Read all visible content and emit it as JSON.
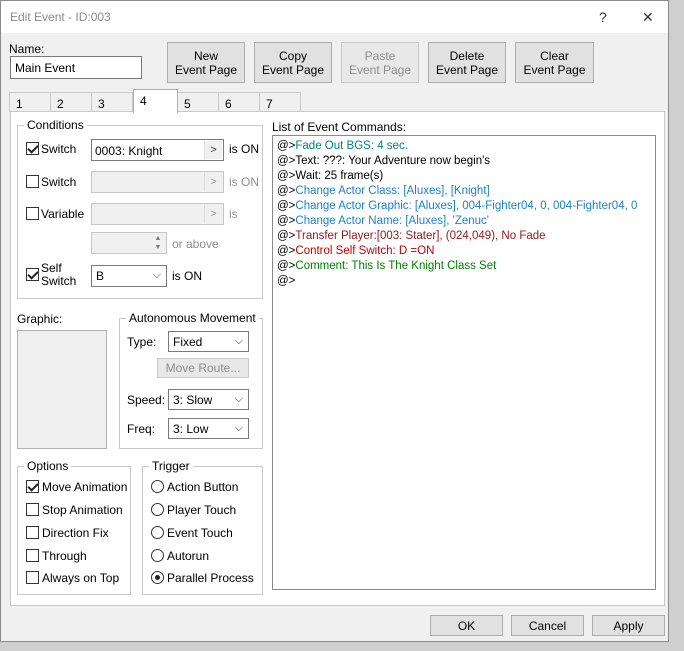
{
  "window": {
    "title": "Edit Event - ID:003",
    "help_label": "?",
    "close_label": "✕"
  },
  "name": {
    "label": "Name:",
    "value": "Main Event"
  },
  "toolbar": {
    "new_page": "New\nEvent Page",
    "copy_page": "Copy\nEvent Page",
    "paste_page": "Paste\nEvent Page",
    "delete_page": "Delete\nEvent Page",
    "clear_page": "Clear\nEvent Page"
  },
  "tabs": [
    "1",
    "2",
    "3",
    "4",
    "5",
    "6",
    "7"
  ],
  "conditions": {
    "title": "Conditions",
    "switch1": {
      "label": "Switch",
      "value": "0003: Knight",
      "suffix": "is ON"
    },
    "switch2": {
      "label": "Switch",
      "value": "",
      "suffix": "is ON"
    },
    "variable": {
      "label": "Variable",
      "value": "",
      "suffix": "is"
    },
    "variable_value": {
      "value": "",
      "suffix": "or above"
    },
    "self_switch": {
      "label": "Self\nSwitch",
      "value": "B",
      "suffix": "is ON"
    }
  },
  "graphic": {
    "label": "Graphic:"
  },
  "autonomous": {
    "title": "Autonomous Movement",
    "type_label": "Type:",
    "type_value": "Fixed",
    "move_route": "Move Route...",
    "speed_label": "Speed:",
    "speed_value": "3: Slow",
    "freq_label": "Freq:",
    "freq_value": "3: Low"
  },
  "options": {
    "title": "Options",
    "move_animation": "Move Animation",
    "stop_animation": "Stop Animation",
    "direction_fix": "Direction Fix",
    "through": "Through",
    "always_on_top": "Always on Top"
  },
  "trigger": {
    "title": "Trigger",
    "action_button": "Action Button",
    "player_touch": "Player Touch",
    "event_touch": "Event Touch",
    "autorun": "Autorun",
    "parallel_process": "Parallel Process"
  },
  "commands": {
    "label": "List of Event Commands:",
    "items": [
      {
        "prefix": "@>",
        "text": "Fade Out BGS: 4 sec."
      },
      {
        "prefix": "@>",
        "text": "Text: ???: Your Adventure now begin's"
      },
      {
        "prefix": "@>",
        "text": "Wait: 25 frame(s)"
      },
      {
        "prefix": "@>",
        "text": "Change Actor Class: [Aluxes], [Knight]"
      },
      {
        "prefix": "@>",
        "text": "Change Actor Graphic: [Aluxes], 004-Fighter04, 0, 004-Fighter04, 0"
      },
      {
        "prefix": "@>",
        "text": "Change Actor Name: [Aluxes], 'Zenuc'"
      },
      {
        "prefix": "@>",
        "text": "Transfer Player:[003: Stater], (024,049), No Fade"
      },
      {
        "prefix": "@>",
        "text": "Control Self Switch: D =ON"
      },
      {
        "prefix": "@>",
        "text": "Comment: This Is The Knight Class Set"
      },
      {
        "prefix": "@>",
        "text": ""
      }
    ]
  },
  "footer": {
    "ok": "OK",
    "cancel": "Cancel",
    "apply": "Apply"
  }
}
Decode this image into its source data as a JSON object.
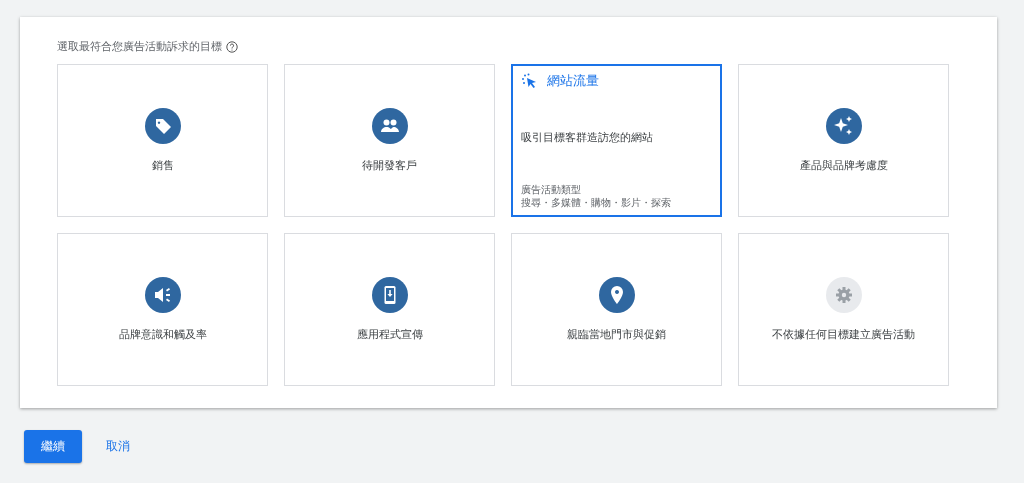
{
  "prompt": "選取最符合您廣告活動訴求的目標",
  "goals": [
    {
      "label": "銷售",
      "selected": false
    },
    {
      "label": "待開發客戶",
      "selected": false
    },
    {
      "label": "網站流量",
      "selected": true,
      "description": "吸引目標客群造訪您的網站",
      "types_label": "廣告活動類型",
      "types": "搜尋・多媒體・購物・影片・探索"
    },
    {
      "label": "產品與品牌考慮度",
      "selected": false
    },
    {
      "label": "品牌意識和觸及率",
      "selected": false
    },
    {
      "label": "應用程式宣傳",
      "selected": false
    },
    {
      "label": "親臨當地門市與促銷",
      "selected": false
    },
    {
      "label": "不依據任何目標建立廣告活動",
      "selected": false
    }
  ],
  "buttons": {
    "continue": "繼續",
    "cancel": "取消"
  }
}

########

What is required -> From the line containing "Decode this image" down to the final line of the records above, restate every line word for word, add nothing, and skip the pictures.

Expected answer ->
Decode this image into its source data as a JSON object.
{
  "prompt": "選取最符合您廣告活動訴求的目標",
  "goals": [
    {
      "label": "銷售",
      "selected": false
    },
    {
      "label": "待開發客戶",
      "selected": false
    },
    {
      "label": "網站流量",
      "selected": true,
      "description": "吸引目標客群造訪您的網站",
      "types_label": "廣告活動類型",
      "types": "搜尋・多媒體・購物・影片・探索"
    },
    {
      "label": "產品與品牌考慮度",
      "selected": false
    },
    {
      "label": "品牌意識和觸及率",
      "selected": false
    },
    {
      "label": "應用程式宣傳",
      "selected": false
    },
    {
      "label": "親臨當地門市與促銷",
      "selected": false
    },
    {
      "label": "不依據任何目標建立廣告活動",
      "selected": false
    }
  ],
  "buttons": {
    "continue": "繼續",
    "cancel": "取消"
  }
}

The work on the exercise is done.